Use ABO-matched platelets if possible (this will maximise the platelet count increment).

After administration of reduced-dose apheresis platelets for prophylaxis do not check the platelet count until the next day unless there is a clinical indication (e.g. bleeding). There is no need to perform any additional assessment of platelet counts over and above normal routine practice.

Do not use reduced-dose apheresis platelets for patients who should not be receiving platelets in a shortage situation, according to the shortage guidelines (Amber and Red).

Prior to procedures

Only urgent or emergency procedures should be being performed when reduced-dose apheresis components are in use.

Do not use these components if it is a procedure with a low risk of bleeding – proceed without any platelet support and give platelets if bleeding occurs.

If it is an urgent or emergency procedure that has to be performed and there are no alternatives to platelet transfusion then use the platelet count thresholds as per the guidelines (Amber and Red). (3 units of reduced-dose platelets are equivalent to 2 units of standard-dose platelets).  Use the minimum number of platelet units to reach the required increment.


If patient is bleeding use standard-dose platelets – pooled platelets will always be standard dose platelets if available.

If pooled or apheresis standard-dose platelets are unavailable use more reduced dose platelets (3 units of reduced-dose apheresis platelets are equivalent to 2 units of standard-dose platelets).  

Additional Information


The reduced dose apheresis platelet component is suitable for irradiation and may be used for patients who require irradiated components.

Human Leucocyte Antigen (HLA) or Human Platelet Antigen (HPA)-selected platelet components

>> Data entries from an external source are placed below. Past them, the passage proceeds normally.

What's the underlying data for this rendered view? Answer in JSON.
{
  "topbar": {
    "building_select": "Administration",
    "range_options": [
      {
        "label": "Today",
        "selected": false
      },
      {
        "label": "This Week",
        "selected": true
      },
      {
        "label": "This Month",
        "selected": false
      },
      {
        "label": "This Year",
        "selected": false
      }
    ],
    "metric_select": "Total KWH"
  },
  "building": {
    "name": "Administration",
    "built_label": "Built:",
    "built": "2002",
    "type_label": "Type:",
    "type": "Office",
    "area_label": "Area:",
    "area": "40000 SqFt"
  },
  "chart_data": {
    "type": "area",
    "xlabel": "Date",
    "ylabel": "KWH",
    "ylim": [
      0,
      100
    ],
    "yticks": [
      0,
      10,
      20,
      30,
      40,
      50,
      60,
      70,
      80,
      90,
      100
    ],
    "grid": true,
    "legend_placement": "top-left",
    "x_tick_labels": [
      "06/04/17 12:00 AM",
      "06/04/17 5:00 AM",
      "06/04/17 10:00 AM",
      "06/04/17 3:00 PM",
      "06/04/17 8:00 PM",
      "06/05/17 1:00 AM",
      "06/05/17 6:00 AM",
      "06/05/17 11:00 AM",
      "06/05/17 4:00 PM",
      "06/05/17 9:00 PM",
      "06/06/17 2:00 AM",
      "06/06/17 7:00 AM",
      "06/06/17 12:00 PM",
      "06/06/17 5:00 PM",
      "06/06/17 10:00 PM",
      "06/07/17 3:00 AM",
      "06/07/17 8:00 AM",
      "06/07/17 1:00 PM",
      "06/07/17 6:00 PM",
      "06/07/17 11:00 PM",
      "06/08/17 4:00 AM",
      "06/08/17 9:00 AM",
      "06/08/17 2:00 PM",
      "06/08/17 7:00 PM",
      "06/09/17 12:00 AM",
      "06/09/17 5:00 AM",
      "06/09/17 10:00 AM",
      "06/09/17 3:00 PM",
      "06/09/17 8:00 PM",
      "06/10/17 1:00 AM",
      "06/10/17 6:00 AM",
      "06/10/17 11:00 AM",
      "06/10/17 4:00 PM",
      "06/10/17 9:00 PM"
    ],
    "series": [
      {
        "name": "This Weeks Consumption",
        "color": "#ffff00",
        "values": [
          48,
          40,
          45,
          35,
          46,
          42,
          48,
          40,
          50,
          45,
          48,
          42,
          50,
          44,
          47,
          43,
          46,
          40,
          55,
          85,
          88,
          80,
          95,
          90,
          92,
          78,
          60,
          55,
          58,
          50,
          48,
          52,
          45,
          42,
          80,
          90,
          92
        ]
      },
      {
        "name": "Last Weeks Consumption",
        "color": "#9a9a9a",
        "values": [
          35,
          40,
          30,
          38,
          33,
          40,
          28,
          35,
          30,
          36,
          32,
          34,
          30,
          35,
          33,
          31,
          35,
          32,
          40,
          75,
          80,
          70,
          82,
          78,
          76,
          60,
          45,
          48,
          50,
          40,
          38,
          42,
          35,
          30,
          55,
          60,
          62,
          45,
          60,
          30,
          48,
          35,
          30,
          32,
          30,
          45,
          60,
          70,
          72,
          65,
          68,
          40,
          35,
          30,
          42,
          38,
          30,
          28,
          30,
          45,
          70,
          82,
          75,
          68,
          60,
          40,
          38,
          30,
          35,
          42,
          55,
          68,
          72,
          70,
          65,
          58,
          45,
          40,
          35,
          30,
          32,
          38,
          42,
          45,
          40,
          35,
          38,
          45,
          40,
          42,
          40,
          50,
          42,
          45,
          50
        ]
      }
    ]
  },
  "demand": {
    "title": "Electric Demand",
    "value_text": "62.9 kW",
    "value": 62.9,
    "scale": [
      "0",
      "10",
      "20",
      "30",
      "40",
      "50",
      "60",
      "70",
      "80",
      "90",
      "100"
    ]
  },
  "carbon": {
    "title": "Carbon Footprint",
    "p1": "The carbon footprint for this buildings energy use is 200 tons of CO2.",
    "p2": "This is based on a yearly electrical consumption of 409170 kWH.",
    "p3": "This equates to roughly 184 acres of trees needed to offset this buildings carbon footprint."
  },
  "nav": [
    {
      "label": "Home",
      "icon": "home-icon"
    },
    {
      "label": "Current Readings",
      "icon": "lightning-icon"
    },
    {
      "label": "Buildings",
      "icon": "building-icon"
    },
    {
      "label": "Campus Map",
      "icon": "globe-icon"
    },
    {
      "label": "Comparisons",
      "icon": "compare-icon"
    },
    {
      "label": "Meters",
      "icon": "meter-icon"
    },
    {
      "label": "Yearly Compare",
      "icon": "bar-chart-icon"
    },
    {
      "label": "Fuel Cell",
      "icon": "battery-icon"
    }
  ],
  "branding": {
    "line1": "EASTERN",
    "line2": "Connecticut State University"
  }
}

There will be very limited access to this component during a shortage situation. This component may not be available, especially for patients that have more complex requirements. All requests will need to be approved by a consultant haematologist at the requesting NHS Trust. If HLA or HPA-selected components are not available despite an appropriate request, please use ABO-matched random-donor platelet components instead. If HLA or HPA-selected platelet components are available, they may only be available as a reduced-dose apheresis component.

Washed platelet components

Where stock allows, washed platelets requests will be fulfilled with a standard-dose apheresis component.

Platelet count increment (at 16 to 24 hours post-transfusion)

The platelet count increment will be lower with reduced-dose apheresis components. The median increment for low-dose platelet components within the PLADO trial was 10 x109/L (Interquartile range 5 to 17). This may mean patients require more frequent platelet transfusions. Within the PLADO trial, even with this increase in frequency of transfusion the total amount of platelets required was lower (82% of the total platelet dose transfused in the medium dose group).

Platelet content with reduced-dose apheresis components compared to the PLADO trial*

The PLADO trial used body surface area (BSA) to calculate the dose given to each patient within the trial (low dose 1.1x1011 platelets/m2 ± 25%). Using an estimated BSA of 1.79 for adults in the UK receiving platelet transfusions, the dose received would be between 148 x 109/unit and 246 x 109/unit.  If we compare the predicted dose of reduced-dose apheresis platelets (mean 171x109 per unit ±20.5 (SD)) with the predicted range of doses in PLADO adjusted for UK BSA, 87% of reduced-dose apheresis units would meet the PLADO specification. 

Paediatric transfusions

If a child (≥ 1 year) requires a prophylactic platelet transfusion, and it is in accordance with the BSH guidelines (Amber and Red), please use a maximum of a single reduced-dose platelet unit. Do not transfuse more than a single platelet component for prophylaxis. If available, use standard-dose platelets for bleeding or prior to urgent or emergency surgery.

Platelet transfusion dose for neonates and infants (< 1 year) will be unaffected. Give random donor platelets if HPA-1a, -5b negative platelets for suspected neonatal alloimmune thrombocytopenia (NAIT) are unavailable.